→ **To do**: For the records shown below, return an exact copy that excludes the pictures.

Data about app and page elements

"""

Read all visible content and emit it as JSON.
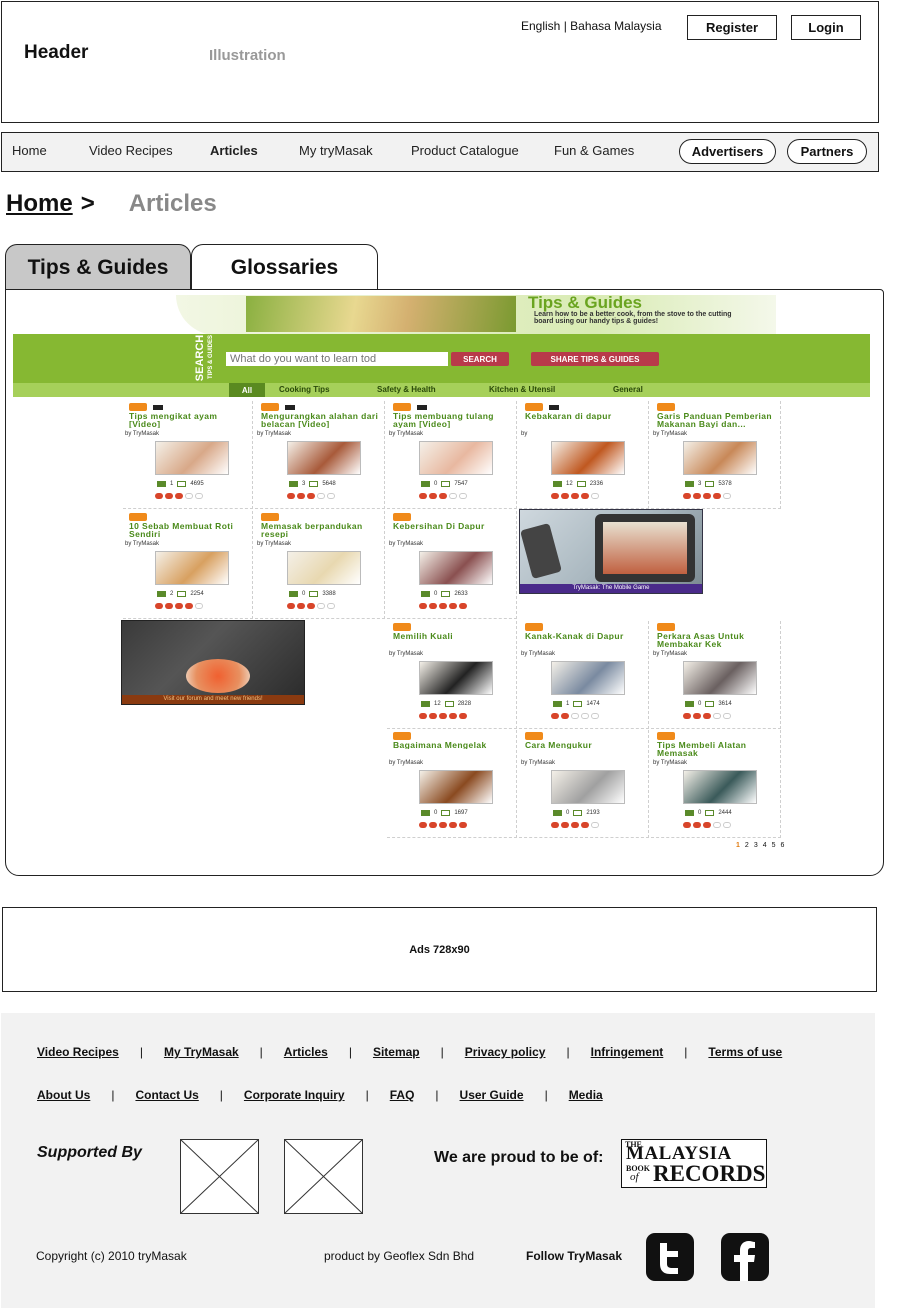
{
  "header": {
    "title": "Header",
    "illustration": "Illustration",
    "lang": "English | Bahasa Malaysia",
    "register": "Register",
    "login": "Login"
  },
  "nav": {
    "items": [
      "Home",
      "Video Recipes",
      "Articles",
      "My tryMasak",
      "Product Catalogue",
      "Fun & Games"
    ],
    "active": "Articles",
    "advertisers": "Advertisers",
    "partners": "Partners"
  },
  "breadcrumb": {
    "home": "Home",
    "sep": ">",
    "current": "Articles"
  },
  "tabs": {
    "tips": "Tips & Guides",
    "glossaries": "Glossaries"
  },
  "banner": {
    "title": "Tips & Guides",
    "subtitle": "Learn how to be a better cook, from the stove to the cutting board using our handy tips & guides!",
    "search_label": "SEARCH",
    "search_sub": "TIPS & GUIDES",
    "search_placeholder": "What do you want to learn tod",
    "search_btn": "SEARCH",
    "share_btn": "SHARE TIPS & GUIDES",
    "categories": [
      "All",
      "Cooking Tips",
      "Safety & Health",
      "Kitchen & Utensil",
      "General"
    ]
  },
  "cards": [
    {
      "title": "Tips mengikat ayam [Video]",
      "by": "by TryMasak",
      "c1": "1",
      "c2": "4695",
      "rating": 3,
      "thumb": "#d8a888"
    },
    {
      "title": "Mengurangkan alahan dari belacan [Video]",
      "by": "by TryMasak",
      "c1": "3",
      "c2": "5648",
      "rating": 3,
      "thumb": "#a85a3a"
    },
    {
      "title": "Tips membuang tulang ayam [Video]",
      "by": "by TryMasak",
      "c1": "0",
      "c2": "7547",
      "rating": 3,
      "thumb": "#e8b8a0"
    },
    {
      "title": "Kebakaran di dapur",
      "by": "by",
      "c1": "12",
      "c2": "2336",
      "rating": 4,
      "thumb": "#c05820"
    },
    {
      "title": "Garis Panduan Pemberian Makanan Bayi dan...",
      "by": "by TryMasak",
      "c1": "3",
      "c2": "5378",
      "rating": 4,
      "thumb": "#c88858"
    },
    {
      "title": "10 Sebab Membuat Roti Sendiri",
      "by": "by TryMasak",
      "c1": "2",
      "c2": "2254",
      "rating": 4,
      "thumb": "#d8a060"
    },
    {
      "title": "Memasak berpandukan resepi",
      "by": "by TryMasak",
      "c1": "0",
      "c2": "3388",
      "rating": 3,
      "thumb": "#e8d8b0"
    },
    {
      "title": "Kebersihan Di Dapur",
      "by": "by TryMasak",
      "c1": "0",
      "c2": "2633",
      "rating": 5,
      "thumb": "#8a5050"
    },
    {
      "title": "Memilih Kuali",
      "by": "by TryMasak",
      "c1": "12",
      "c2": "2828",
      "rating": 5,
      "thumb": "#222222"
    },
    {
      "title": "Kanak-Kanak di Dapur",
      "by": "by TryMasak",
      "c1": "1",
      "c2": "1474",
      "rating": 2,
      "thumb": "#7a8aa0"
    },
    {
      "title": "Perkara Asas Untuk Membakar Kek",
      "by": "by TryMasak",
      "c1": "0",
      "c2": "3614",
      "rating": 3,
      "thumb": "#6a6060"
    },
    {
      "title": "Bagaimana Mengelak",
      "by": "by TryMasak",
      "c1": "0",
      "c2": "1697",
      "rating": 5,
      "thumb": "#8a4a20"
    },
    {
      "title": "Cara Mengukur",
      "by": "by TryMasak",
      "c1": "0",
      "c2": "2193",
      "rating": 4,
      "thumb": "#a0a0a0"
    },
    {
      "title": "Tips Membeli Alatan Memasak",
      "by": "by TryMasak",
      "c1": "0",
      "c2": "2444",
      "rating": 3,
      "thumb": "#3a5a5a"
    }
  ],
  "promo_game": "TryMasak: The Mobile Game",
  "promo_forum": "Visit our forum and meet new friends!",
  "pagination": [
    "1",
    "2",
    "3",
    "4",
    "5",
    "6"
  ],
  "ads": "Ads 728x90",
  "footer": {
    "row1": [
      "Video Recipes",
      "My TryMasak",
      "Articles",
      "Sitemap",
      "Privacy policy",
      "Infringement",
      "Terms of use"
    ],
    "row2": [
      "About Us",
      "Contact Us",
      "Corporate Inquiry",
      "FAQ",
      "User Guide",
      "Media"
    ],
    "supported": "Supported By",
    "proud": "We are proud to be of:",
    "record_top": "THE",
    "record_main": "MALAYSIA",
    "record_book": "BOOK",
    "record_of": "of",
    "record_records": "RECORDS",
    "copyright": "Copyright (c) 2010 tryMasak",
    "product": "product by Geoflex Sdn Bhd",
    "follow": "Follow TryMasak"
  }
}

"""

→ **Solution to this exercise**:
Read all visible content and emit it as JSON.
{
  "header": {
    "title": "Header",
    "illustration": "Illustration",
    "lang": "English | Bahasa Malaysia",
    "register": "Register",
    "login": "Login"
  },
  "nav": {
    "items": [
      "Home",
      "Video Recipes",
      "Articles",
      "My tryMasak",
      "Product Catalogue",
      "Fun & Games"
    ],
    "active": "Articles",
    "advertisers": "Advertisers",
    "partners": "Partners"
  },
  "breadcrumb": {
    "home": "Home",
    "sep": ">",
    "current": "Articles"
  },
  "tabs": {
    "tips": "Tips & Guides",
    "glossaries": "Glossaries"
  },
  "banner": {
    "title": "Tips & Guides",
    "subtitle": "Learn how to be a better cook, from the stove to the cutting board using our handy tips & guides!",
    "search_label": "SEARCH",
    "search_sub": "TIPS & GUIDES",
    "search_placeholder": "What do you want to learn tod",
    "search_btn": "SEARCH",
    "share_btn": "SHARE TIPS & GUIDES",
    "categories": [
      "All",
      "Cooking Tips",
      "Safety & Health",
      "Kitchen & Utensil",
      "General"
    ]
  },
  "cards": [
    {
      "title": "Tips mengikat ayam [Video]",
      "by": "by TryMasak",
      "c1": "1",
      "c2": "4695",
      "rating": 3,
      "thumb": "#d8a888"
    },
    {
      "title": "Mengurangkan alahan dari belacan [Video]",
      "by": "by TryMasak",
      "c1": "3",
      "c2": "5648",
      "rating": 3,
      "thumb": "#a85a3a"
    },
    {
      "title": "Tips membuang tulang ayam [Video]",
      "by": "by TryMasak",
      "c1": "0",
      "c2": "7547",
      "rating": 3,
      "thumb": "#e8b8a0"
    },
    {
      "title": "Kebakaran di dapur",
      "by": "by",
      "c1": "12",
      "c2": "2336",
      "rating": 4,
      "thumb": "#c05820"
    },
    {
      "title": "Garis Panduan Pemberian Makanan Bayi dan...",
      "by": "by TryMasak",
      "c1": "3",
      "c2": "5378",
      "rating": 4,
      "thumb": "#c88858"
    },
    {
      "title": "10 Sebab Membuat Roti Sendiri",
      "by": "by TryMasak",
      "c1": "2",
      "c2": "2254",
      "rating": 4,
      "thumb": "#d8a060"
    },
    {
      "title": "Memasak berpandukan resepi",
      "by": "by TryMasak",
      "c1": "0",
      "c2": "3388",
      "rating": 3,
      "thumb": "#e8d8b0"
    },
    {
      "title": "Kebersihan Di Dapur",
      "by": "by TryMasak",
      "c1": "0",
      "c2": "2633",
      "rating": 5,
      "thumb": "#8a5050"
    },
    {
      "title": "Memilih Kuali",
      "by": "by TryMasak",
      "c1": "12",
      "c2": "2828",
      "rating": 5,
      "thumb": "#222222"
    },
    {
      "title": "Kanak-Kanak di Dapur",
      "by": "by TryMasak",
      "c1": "1",
      "c2": "1474",
      "rating": 2,
      "thumb": "#7a8aa0"
    },
    {
      "title": "Perkara Asas Untuk Membakar Kek",
      "by": "by TryMasak",
      "c1": "0",
      "c2": "3614",
      "rating": 3,
      "thumb": "#6a6060"
    },
    {
      "title": "Bagaimana Mengelak",
      "by": "by TryMasak",
      "c1": "0",
      "c2": "1697",
      "rating": 5,
      "thumb": "#8a4a20"
    },
    {
      "title": "Cara Mengukur",
      "by": "by TryMasak",
      "c1": "0",
      "c2": "2193",
      "rating": 4,
      "thumb": "#a0a0a0"
    },
    {
      "title": "Tips Membeli Alatan Memasak",
      "by": "by TryMasak",
      "c1": "0",
      "c2": "2444",
      "rating": 3,
      "thumb": "#3a5a5a"
    }
  ],
  "promo_game": "TryMasak: The Mobile Game",
  "promo_forum": "Visit our forum and meet new friends!",
  "pagination": [
    "1",
    "2",
    "3",
    "4",
    "5",
    "6"
  ],
  "ads": "Ads 728x90",
  "footer": {
    "row1": [
      "Video Recipes",
      "My TryMasak",
      "Articles",
      "Sitemap",
      "Privacy policy",
      "Infringement",
      "Terms of use"
    ],
    "row2": [
      "About Us",
      "Contact Us",
      "Corporate Inquiry",
      "FAQ",
      "User Guide",
      "Media"
    ],
    "supported": "Supported By",
    "proud": "We are proud to be of:",
    "record_top": "THE",
    "record_main": "MALAYSIA",
    "record_book": "BOOK",
    "record_of": "of",
    "record_records": "RECORDS",
    "copyright": "Copyright (c) 2010 tryMasak",
    "product": "product by Geoflex Sdn Bhd",
    "follow": "Follow TryMasak"
  }
}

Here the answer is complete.